But now McDonnell is backing away from his previous wholehearted support of the measure. Earlier, he told ABC News he supports “the concept that a woman should have all of the information possible before she makes a decision about terminating a pregnancy.” Now, his office has clarified that he will “review” the bill if it passes the General Assembly:
“Our position is: If the General Assembly passes this bill the governor will review it, in its final form, at that time,” McDonnell spokesman Tucker Martin said in a statement. He declined to explain the change in approach, but Virginia’s governors can sign, veto or amend legislation.
The House and Senate have approved their versions of the bill. On Tuesday, the House postponed a final vote on the legislation…for the second day in a row. [...]
The officials with knowledge of Tuesday night’s Republican meeting said GOP leaders hope to introduce amendments on Wednesday, but it is unclear whether the rank and file would support them.
Virginians opposed to the ultrasound bill held a silent protest on Tuesday. Wearing stickers that said, “Say No to State-Mandated Rape” and “Private Property: Keep Out,” several hundred demonstrators locked arms outside of the Capitol. And a new poll shows that a majority in the state oppose the requirement, which has been spoofed by NBC’s Saturday Night Live and mocked on The Daily Show. “This is like a TSA pat-down inside their vagina,” Jon Stewart explained, contrasting McDonnell’s support for this measure and his opposition to TSA pat-downs.
But while Virginia’s governor is backing away from the invasive bill, legislators in Alabama and Pennsylvania are considering the same ultrasound policy. Even though studies show that viewing an ultrasound does not change a woman’s mind about having an abortion, Pennsylvania Rep. Marcy Toepel (R) argued that “Getting an ultrasound is a good thing for pregnant women.”
Seven states already mandate that an abortion provider perform an ultrasound on women seeking abortions and provide women an opportunity to view the image. In Virginia’s proposed law, a woman would have to sign a statement and have the ultrasound image added to her medical records if she refuses to view it.

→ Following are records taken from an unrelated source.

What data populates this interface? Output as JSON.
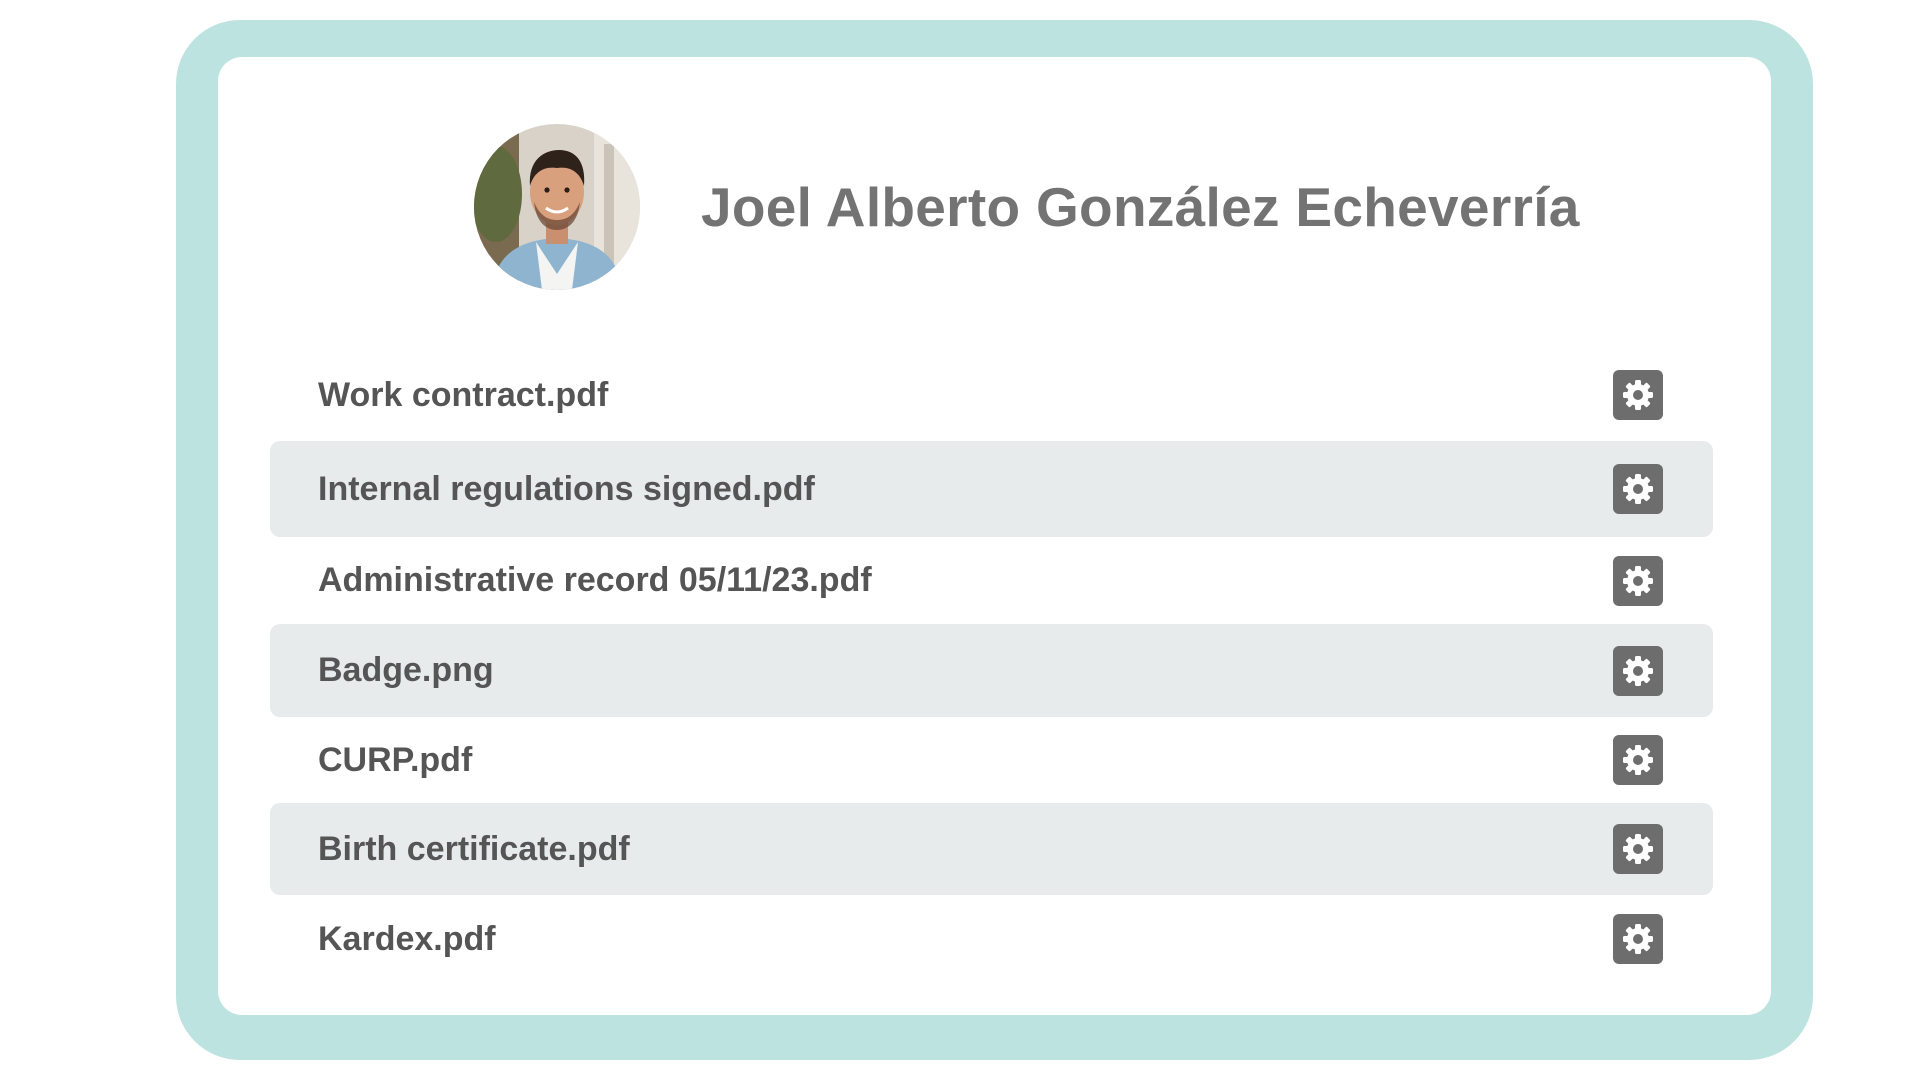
{
  "profile": {
    "name": "Joel Alberto González Echeverría",
    "avatar_icon": "person-photo"
  },
  "colors": {
    "frame": "#bce3e0",
    "card": "#ffffff",
    "row_shade": "#e8ebec",
    "name_text": "#737373",
    "file_text": "#555555",
    "gear_button": "#6d6d6d"
  },
  "files": [
    {
      "name": "Work contract.pdf",
      "action_icon": "gear-icon"
    },
    {
      "name": "Internal regulations signed.pdf",
      "action_icon": "gear-icon"
    },
    {
      "name": "Administrative record 05/11/23.pdf",
      "action_icon": "gear-icon"
    },
    {
      "name": "Badge.png",
      "action_icon": "gear-icon"
    },
    {
      "name": "CURP.pdf",
      "action_icon": "gear-icon"
    },
    {
      "name": "Birth certificate.pdf",
      "action_icon": "gear-icon"
    },
    {
      "name": "Kardex.pdf",
      "action_icon": "gear-icon"
    }
  ]
}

This morning, a coalition of grassroots organizations supporting women’s health delivered 33,030 signed petitions to McDonnell from people who oppose the ultrasound bill and other anti-abortion measures. “Our message today is clear: stop the attacks on women’s health. Stop interfering in personal, private medical decisions. [...] Get back to work,” said Anna Scholl, executive director of ProgressVA, one of the groups that helped organize the petition drive.